TASK DIRECTIONS →
Repeat every entry exactly. Do not include the pictures.

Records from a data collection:

%%

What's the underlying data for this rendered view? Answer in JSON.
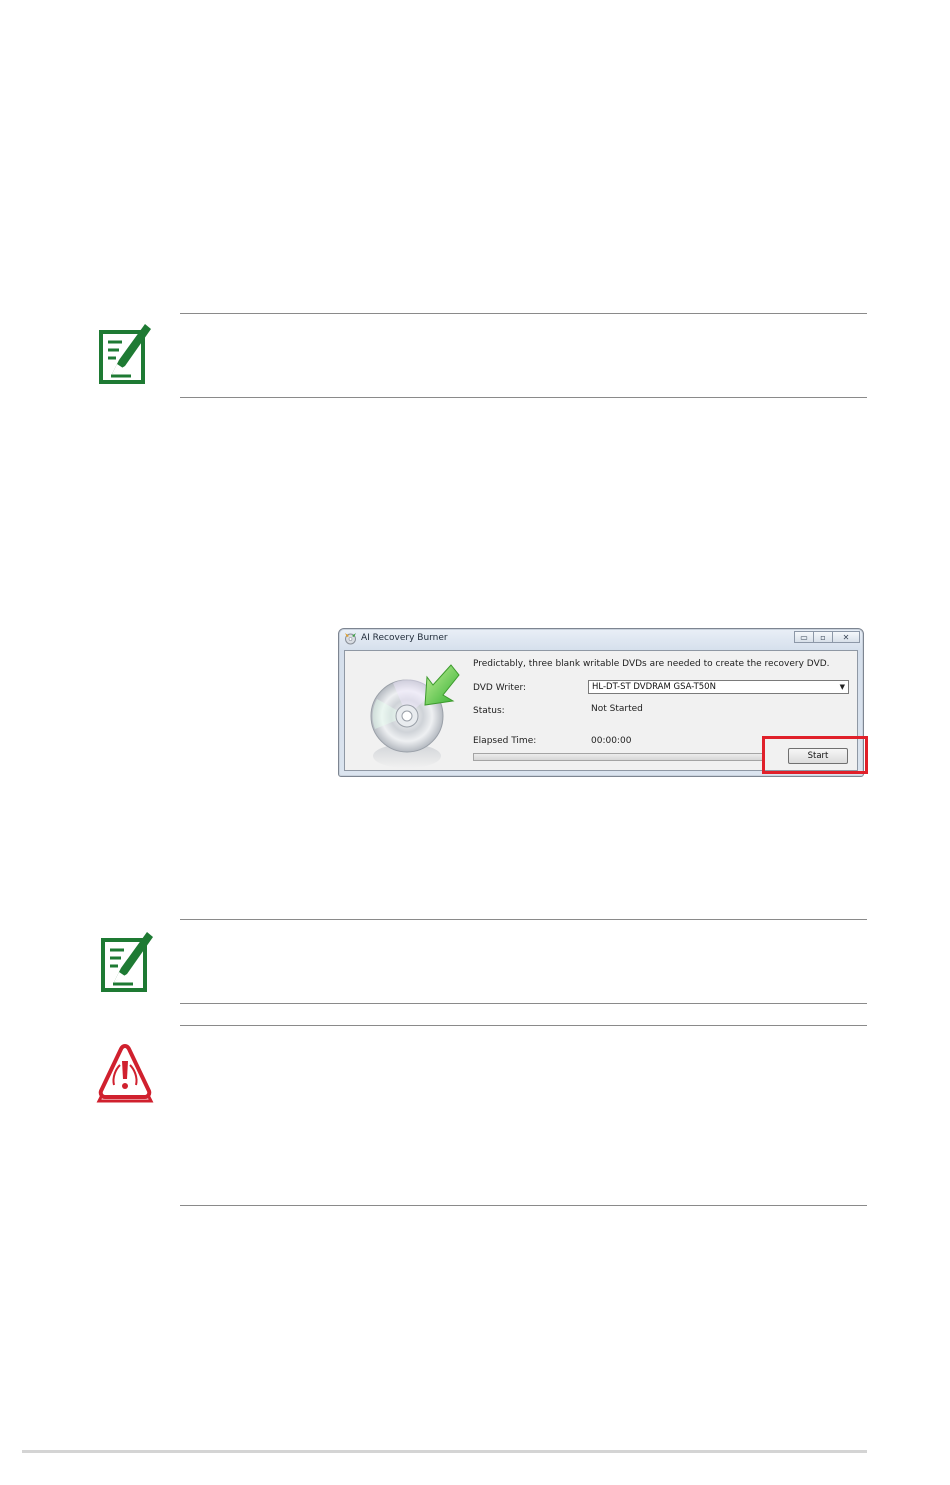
{
  "window": {
    "title": "AI Recovery Burner",
    "controls": {
      "minimize": "▭",
      "maximize": "▫",
      "close": "✕"
    },
    "info_text": "Predictably, three blank writable DVDs are needed to create the recovery DVD.",
    "dvd_writer_label": "DVD Writer:",
    "dvd_writer_value": "HL-DT-ST DVDRAM GSA-T50N",
    "status_label": "Status:",
    "status_value": "Not Started",
    "elapsed_label": "Elapsed Time:",
    "elapsed_value": "00:00:00",
    "progress": 0,
    "start_label": "Start"
  },
  "icons": {
    "note_1": "note-pencil-icon",
    "note_2": "note-pencil-icon",
    "warning": "warning-triangle-icon",
    "app": "disc-burner-icon",
    "disc": "dvd-disc-icon"
  },
  "colors": {
    "note_icon": "#1e7a33",
    "warning_icon": "#d0202e",
    "highlight_box": "#e0202a"
  }
}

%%

SOLUTION BELOW →
What's the underlying data for this rendered view? Answer in JSON.
{
  "window": {
    "title": "AI Recovery Burner",
    "controls": {
      "minimize": "▭",
      "maximize": "▫",
      "close": "✕"
    },
    "info_text": "Predictably, three blank writable DVDs are needed to create the recovery DVD.",
    "dvd_writer_label": "DVD Writer:",
    "dvd_writer_value": "HL-DT-ST DVDRAM GSA-T50N",
    "status_label": "Status:",
    "status_value": "Not Started",
    "elapsed_label": "Elapsed Time:",
    "elapsed_value": "00:00:00",
    "progress": 0,
    "start_label": "Start"
  },
  "icons": {
    "note_1": "note-pencil-icon",
    "note_2": "note-pencil-icon",
    "warning": "warning-triangle-icon",
    "app": "disc-burner-icon",
    "disc": "dvd-disc-icon"
  },
  "colors": {
    "note_icon": "#1e7a33",
    "warning_icon": "#d0202e",
    "highlight_box": "#e0202a"
  }
}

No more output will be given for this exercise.